NBA 2K21 is packed with great moments like these, and 2K’s basketball series continues to do an excellent job of bringing the game to life. There’s nothing quite like the feeling of picking out an unmarked Steph Curry in the corner and sinking a three-pointer with one of the world’s best basketball players, or driving into the paint with the GOAT LeBron James and dunking over the head of a helpless defender.


Unfortunately, once players step off the court, lootboxes and microtransactions once again take centre stage in a series that has been plagued with these issues for years.

But before diving into the lootbox issue let’s start with what NBA 2K21 gets right.

Which is plenty. The gameplay has been refined even further since last year’s excellent entry. Dribbling with players feels great, shooting (following a day-one hotfix) is challenging but satisfying, and defending is incredibly rewarding when you manage to successfully box out your opponent or deny them a dunk.

The pro-stick (right stick on your controller) allows you to perform skill moves such as crossovers and stepbacks. You can also shoot using the pro-stick which includes a shot-meter that gives you useful feedback on your shot timing.

I found the pro-stick a little tricky to use in the beginning, but thankfully 2K21 includes a training mode which does a decent job of introducing you to the system and teaching you how to use it.

Visually it’s a stunner too, with each player a faithful recreation of their real-life counterparts, while the stadiums and crowds are all pleasing to the eye. The game also does a great job re-creating the look and feel of a real NBA match, with all the US sport razzamataz that goes with it.

The continued inclusion of the Women’s NBA league is also a real plus, and it’s great that you’re able to play a MyLeague season in the WNBA.

It is worth noting though that the bar to entry for newcomers in 2K21 is a little higher than many other sports games, such as FIFA and even Madden NFL. Even on pro mode (the second easiest difficulty) the CPU is still a real challenge, trust me you won’t win with button mashing, this game definitely requires a bit of practice and tactical thinking.

MyCareer was easily the most enjoyable part of the game for me. This is 2K21’s sports narrative story, and sees you follow the journey of a young player named (unfortunately) Junior as he tries to make the jump from college player to NBA superstar.

MyCareer is a surprisingly well told and touching story experienced through a mix of cutscenes and gameplay. It’s also packed with some big names, including Michael K. Williams, Djimon Hounsou, and Jesse Williams.

The story did a great job of highlighting the stress and pressure of being an aspiring NBA player and how easy it is to burn out in pursuit of such a difficult goal. 

It also touches on a lot of the less talked about aspects of the game, such as how the praise or scorn of influential individuals in sports media can make or break young players, as well as the ruthlessness inherent in the NBA scouting system.

MyCareer allows you to choose the look of Junior, as well as design him as a basketball player.

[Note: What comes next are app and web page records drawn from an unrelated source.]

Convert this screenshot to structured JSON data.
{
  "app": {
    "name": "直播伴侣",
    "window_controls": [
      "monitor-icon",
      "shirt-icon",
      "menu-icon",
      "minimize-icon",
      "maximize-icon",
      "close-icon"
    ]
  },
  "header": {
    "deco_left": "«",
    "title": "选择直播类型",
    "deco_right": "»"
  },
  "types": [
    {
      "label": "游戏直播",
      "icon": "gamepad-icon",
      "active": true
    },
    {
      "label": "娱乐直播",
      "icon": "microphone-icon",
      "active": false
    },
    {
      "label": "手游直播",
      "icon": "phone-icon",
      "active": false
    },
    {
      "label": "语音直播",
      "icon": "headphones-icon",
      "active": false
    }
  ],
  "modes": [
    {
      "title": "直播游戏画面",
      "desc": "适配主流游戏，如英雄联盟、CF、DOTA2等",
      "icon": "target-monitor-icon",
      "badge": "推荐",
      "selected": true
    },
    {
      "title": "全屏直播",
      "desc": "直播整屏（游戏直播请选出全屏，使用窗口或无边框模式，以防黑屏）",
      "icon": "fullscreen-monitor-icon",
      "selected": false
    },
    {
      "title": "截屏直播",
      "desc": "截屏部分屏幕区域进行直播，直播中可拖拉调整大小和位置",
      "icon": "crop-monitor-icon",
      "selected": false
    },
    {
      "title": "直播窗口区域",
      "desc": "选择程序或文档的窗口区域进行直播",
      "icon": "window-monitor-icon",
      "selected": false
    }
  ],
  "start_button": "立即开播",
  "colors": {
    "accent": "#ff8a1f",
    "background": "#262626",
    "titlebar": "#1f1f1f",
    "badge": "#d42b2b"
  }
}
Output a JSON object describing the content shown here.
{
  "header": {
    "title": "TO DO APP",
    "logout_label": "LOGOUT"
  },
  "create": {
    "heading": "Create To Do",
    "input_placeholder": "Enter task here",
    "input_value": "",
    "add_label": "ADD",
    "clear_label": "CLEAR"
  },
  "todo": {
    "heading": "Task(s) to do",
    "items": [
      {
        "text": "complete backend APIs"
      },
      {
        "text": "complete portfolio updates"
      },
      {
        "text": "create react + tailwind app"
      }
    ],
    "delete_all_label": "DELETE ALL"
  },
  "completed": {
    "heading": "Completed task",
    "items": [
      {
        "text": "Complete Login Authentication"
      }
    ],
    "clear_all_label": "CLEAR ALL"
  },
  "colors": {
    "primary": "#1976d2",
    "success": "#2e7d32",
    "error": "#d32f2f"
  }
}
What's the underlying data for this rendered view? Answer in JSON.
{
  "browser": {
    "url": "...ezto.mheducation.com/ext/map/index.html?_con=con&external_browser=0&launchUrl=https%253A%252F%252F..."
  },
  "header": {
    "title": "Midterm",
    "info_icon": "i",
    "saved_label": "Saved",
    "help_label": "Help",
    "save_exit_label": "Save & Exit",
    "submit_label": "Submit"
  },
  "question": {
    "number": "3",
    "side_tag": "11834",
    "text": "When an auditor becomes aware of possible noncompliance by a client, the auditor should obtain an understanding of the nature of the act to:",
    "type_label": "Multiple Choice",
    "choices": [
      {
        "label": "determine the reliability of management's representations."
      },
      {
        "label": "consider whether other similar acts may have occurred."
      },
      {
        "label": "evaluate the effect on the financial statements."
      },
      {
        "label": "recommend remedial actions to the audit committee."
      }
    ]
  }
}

As you progress through the game mode you can upgrade his stats using in-game currency known as VC, and unfortunately it’s here that NBA 2K21 starts to break down.

Last year’s entry received a lot of criticism for its heavy focus on lootboxes and in-game transactions that often required parting with real world money. While not as egregious as last year, 2K21 is still riddled with this issue.

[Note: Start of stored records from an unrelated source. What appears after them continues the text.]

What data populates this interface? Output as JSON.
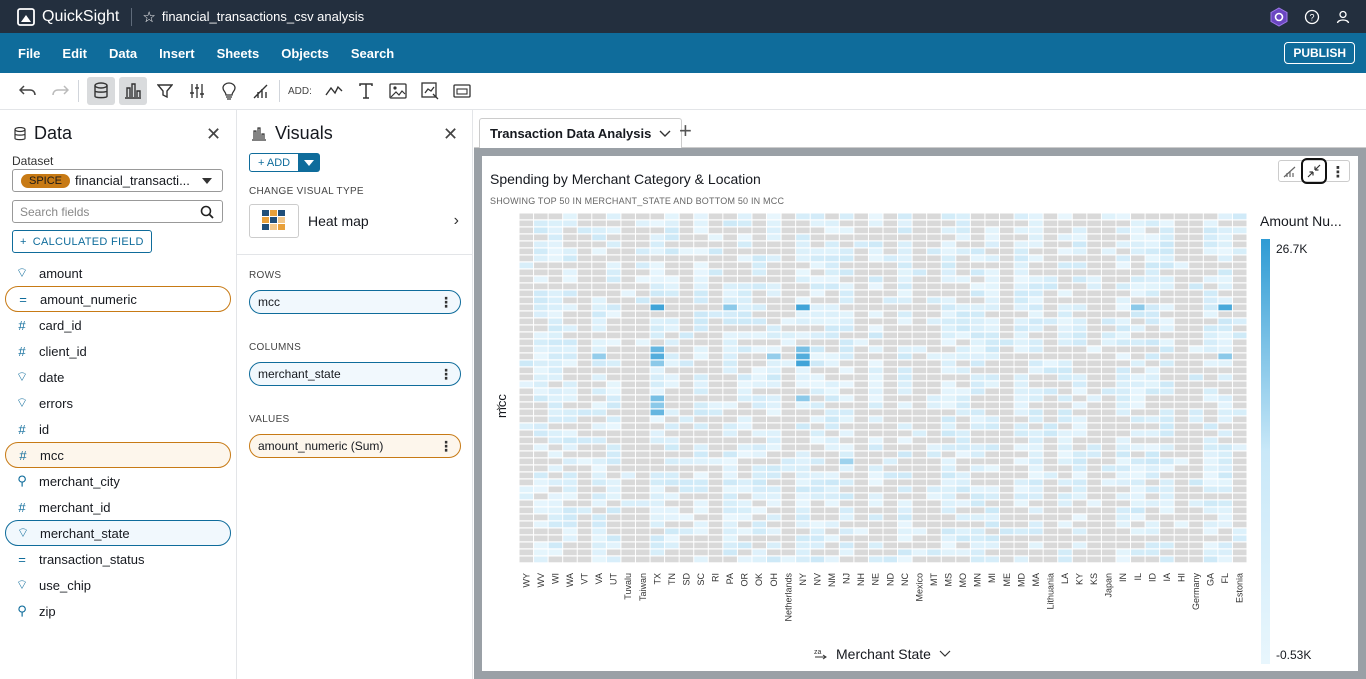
{
  "app": {
    "name": "QuickSight",
    "analysis_title": "financial_transactions_csv analysis"
  },
  "menu": [
    "File",
    "Edit",
    "Data",
    "Insert",
    "Sheets",
    "Objects",
    "Search"
  ],
  "publish_label": "PUBLISH",
  "toolbar": {
    "add_label": "ADD:"
  },
  "data_panel": {
    "title": "Data",
    "dataset_label": "Dataset",
    "spice": "SPICE",
    "dataset_name": "financial_transacti...",
    "search_placeholder": "Search fields",
    "calc_field": "CALCULATED FIELD",
    "fields": [
      {
        "name": "amount",
        "icon": "tag"
      },
      {
        "name": "amount_numeric",
        "icon": "measure"
      },
      {
        "name": "card_id",
        "icon": "hash"
      },
      {
        "name": "client_id",
        "icon": "hash"
      },
      {
        "name": "date",
        "icon": "tag"
      },
      {
        "name": "errors",
        "icon": "tag"
      },
      {
        "name": "id",
        "icon": "hash"
      },
      {
        "name": "mcc",
        "icon": "hash"
      },
      {
        "name": "merchant_city",
        "icon": "geo"
      },
      {
        "name": "merchant_id",
        "icon": "hash"
      },
      {
        "name": "merchant_state",
        "icon": "tag"
      },
      {
        "name": "transaction_status",
        "icon": "measure"
      },
      {
        "name": "use_chip",
        "icon": "tag"
      },
      {
        "name": "zip",
        "icon": "geo"
      }
    ]
  },
  "visuals_panel": {
    "title": "Visuals",
    "add": "+ ADD",
    "change_type_label": "CHANGE VISUAL TYPE",
    "visual_type": "Heat map",
    "rows_label": "ROWS",
    "rows_field": "mcc",
    "columns_label": "COLUMNS",
    "columns_field": "merchant_state",
    "values_label": "VALUES",
    "values_field": "amount_numeric (Sum)"
  },
  "sheet_tab": "Transaction Data Analysis",
  "visual": {
    "title": "Spending by Merchant Category & Location",
    "subtitle": "SHOWING TOP 50 IN MERCHANT_STATE AND BOTTOM 50 IN MCC",
    "y_axis_label": "mcc",
    "x_axis_label": "Merchant State",
    "legend_title": "Amount Nu...",
    "legend_max": "26.7K",
    "legend_min": "-0.53K"
  },
  "chart_data": {
    "type": "heatmap",
    "x": [
      "WY",
      "WV",
      "WI",
      "WA",
      "VT",
      "VA",
      "UT",
      "Tuvalu",
      "Taiwan",
      "TX",
      "TN",
      "SD",
      "SC",
      "RI",
      "PA",
      "OR",
      "OK",
      "OH",
      "Netherlands",
      "NY",
      "NV",
      "NM",
      "NJ",
      "NH",
      "NE",
      "ND",
      "NC",
      "Mexico",
      "MT",
      "MS",
      "MO",
      "MN",
      "MI",
      "ME",
      "MD",
      "MA",
      "Lithuania",
      "LA",
      "KY",
      "KS",
      "Japan",
      "IN",
      "IL",
      "ID",
      "IA",
      "HI",
      "Germany",
      "GA",
      "FL",
      "Estonia"
    ],
    "xlabel": "Merchant State",
    "ylabel": "mcc",
    "rows": 50,
    "value_range": [
      -530,
      26700
    ],
    "highlights": [
      {
        "x": "TX",
        "row": 13,
        "level": 0.9
      },
      {
        "x": "TX",
        "row": 19,
        "level": 0.7
      },
      {
        "x": "TX",
        "row": 20,
        "level": 0.8
      },
      {
        "x": "TX",
        "row": 21,
        "level": 0.5
      },
      {
        "x": "TX",
        "row": 26,
        "level": 0.6
      },
      {
        "x": "TX",
        "row": 27,
        "level": 0.5
      },
      {
        "x": "TX",
        "row": 28,
        "level": 0.7
      },
      {
        "x": "NY",
        "row": 13,
        "level": 0.9
      },
      {
        "x": "NY",
        "row": 19,
        "level": 0.6
      },
      {
        "x": "NY",
        "row": 20,
        "level": 0.8
      },
      {
        "x": "NY",
        "row": 21,
        "level": 0.9
      },
      {
        "x": "NY",
        "row": 26,
        "level": 0.5
      },
      {
        "x": "FL",
        "row": 13,
        "level": 0.85
      },
      {
        "x": "FL",
        "row": 20,
        "level": 0.5
      },
      {
        "x": "PA",
        "row": 13,
        "level": 0.5
      },
      {
        "x": "VA",
        "row": 20,
        "level": 0.45
      },
      {
        "x": "OH",
        "row": 20,
        "level": 0.45
      },
      {
        "x": "NJ",
        "row": 35,
        "level": 0.4
      },
      {
        "x": "IL",
        "row": 13,
        "level": 0.5
      }
    ]
  }
}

VC is needed in large quantities if you want to make any sort of meaningful upgrades to your MyCareer player, and while you can grind for it in-game, this requires hours of dedicated gameplay to earn even relatively small amounts.

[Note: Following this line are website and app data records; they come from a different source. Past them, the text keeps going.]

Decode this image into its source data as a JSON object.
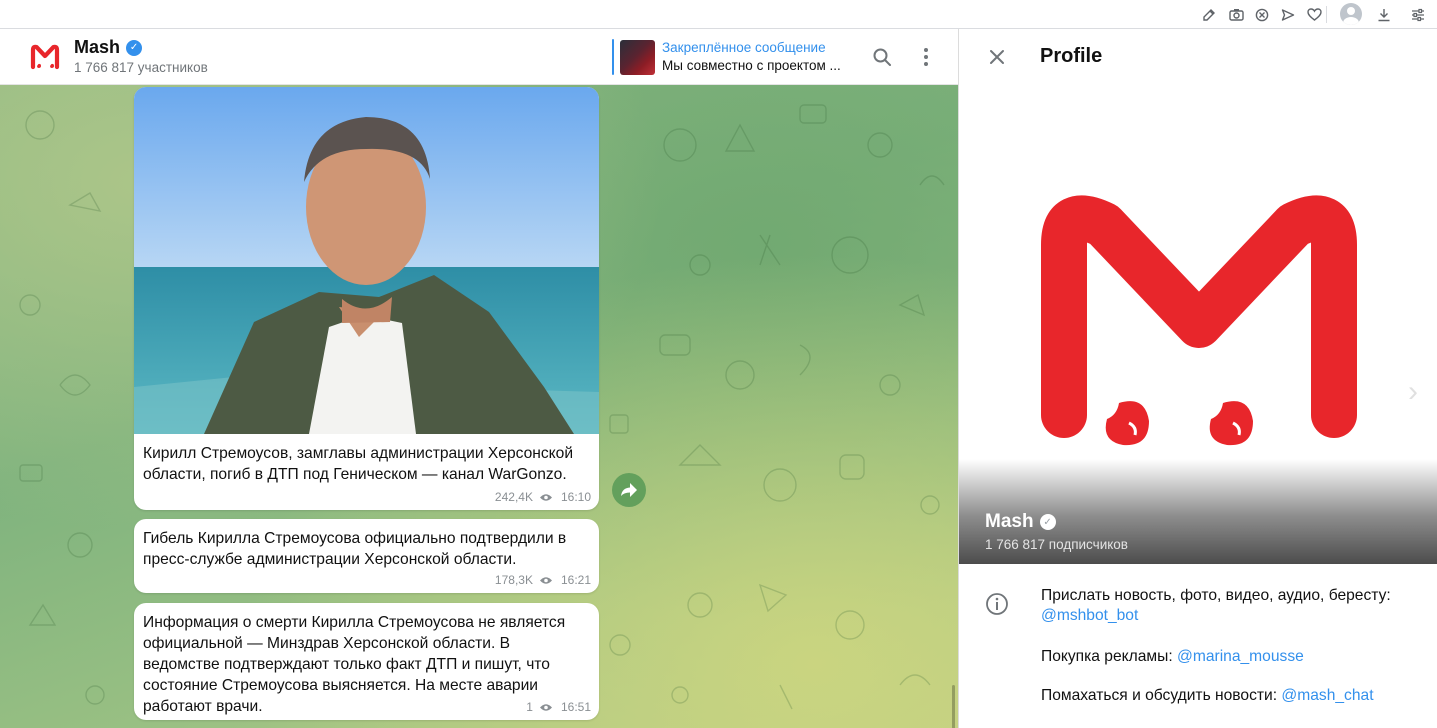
{
  "browser": {
    "toolbar_icons": [
      "edit-icon",
      "camera-icon",
      "block-icon",
      "send-icon",
      "heart-icon",
      "download-icon",
      "sliders-icon"
    ]
  },
  "chat": {
    "title": "Mash",
    "subtitle": "1 766 817 участников",
    "pinned_title": "Закреплённое сообщение",
    "pinned_text": "Мы совместно с проектом ...",
    "messages": [
      {
        "text": "Кирилл Стремоусов, замглавы администрации Херсонской области, погиб в ДТП под Геническом — канал WarGonzo.",
        "views": "242,4K",
        "time": "16:10",
        "has_photo": true
      },
      {
        "text": "Гибель Кирилла Стремоусова официально подтвердили в пресс-службе администрации Херсонской области.",
        "views": "178,3K",
        "time": "16:21"
      },
      {
        "text": "Информация о смерти Кирилла Стремоусова не является официальной — Минздрав Херсонской области. В ведомстве подтверждают только факт ДТП и пишут, что состояние Стремоусова выясняется. На месте аварии работают врачи.",
        "views": "1",
        "time": "16:51"
      }
    ]
  },
  "profile": {
    "header_title": "Profile",
    "name": "Mash",
    "subtitle": "1 766 817 подписчиков",
    "info": {
      "line1_text": "Прислать новость, фото, видео, аудио, бересту:",
      "line1_link": "@mshbot_bot",
      "line2_text": "Покупка рекламы:",
      "line2_link": "@marina_mousse",
      "line3_text": "Помахаться и обсудить новости:",
      "line3_link": "@mash_chat"
    }
  },
  "colors": {
    "accent": "#3390ec",
    "brand_red": "#e8262b",
    "share_green": "#63a05c"
  }
}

VC is also required for 2K21’s other popular game mode MyTeam (equivalent to FIFA’s Ultimate Team). And while the focus on ‘gambling’ in MyTeam has been slightly reduced from last year – for example the much derided casino feel has been removed, as has the awful roulette wheel – microtransactions still dominate.

For example, a deluxe pack of players will still cost you the equivalent of around £6.00 in real world money. For a game that initially costs £45-£50 this feels like an outrageous cash grab.

The fact that VC is required for both MyCareer and MyTeam is also incredibly annoying, as it means you essentially have to either choose between the two game modes or part with even more money.

Which is a real shame, because aside from the microtransactions, MyTeam is  great fun. It’s easily on-par with other Ultimate Team style formats from rival sports games, and arguably superior to a lot of them.

Creating your squad is fun, the various game types such as triple-threat are very enjoyable, and the ability to upgrade your individual players with collected badges to improve their stats adds a lovely and unexpected element of RPG gaming to the mix.

Much as last year, then, NBA 2K21 is a fantastic sports game wrapped in an unappealing layer of lootboxes and microtransactions.

While this issue is hardly unique to 2K21, the game marks itself out because of the pervasiveness of the problem. With that said, things have started to move in the right direction, albeit at a snail’s pace. And on the court, at least, NBA 2K21 remains one of the best sports sims around.

Originally published by Telegraph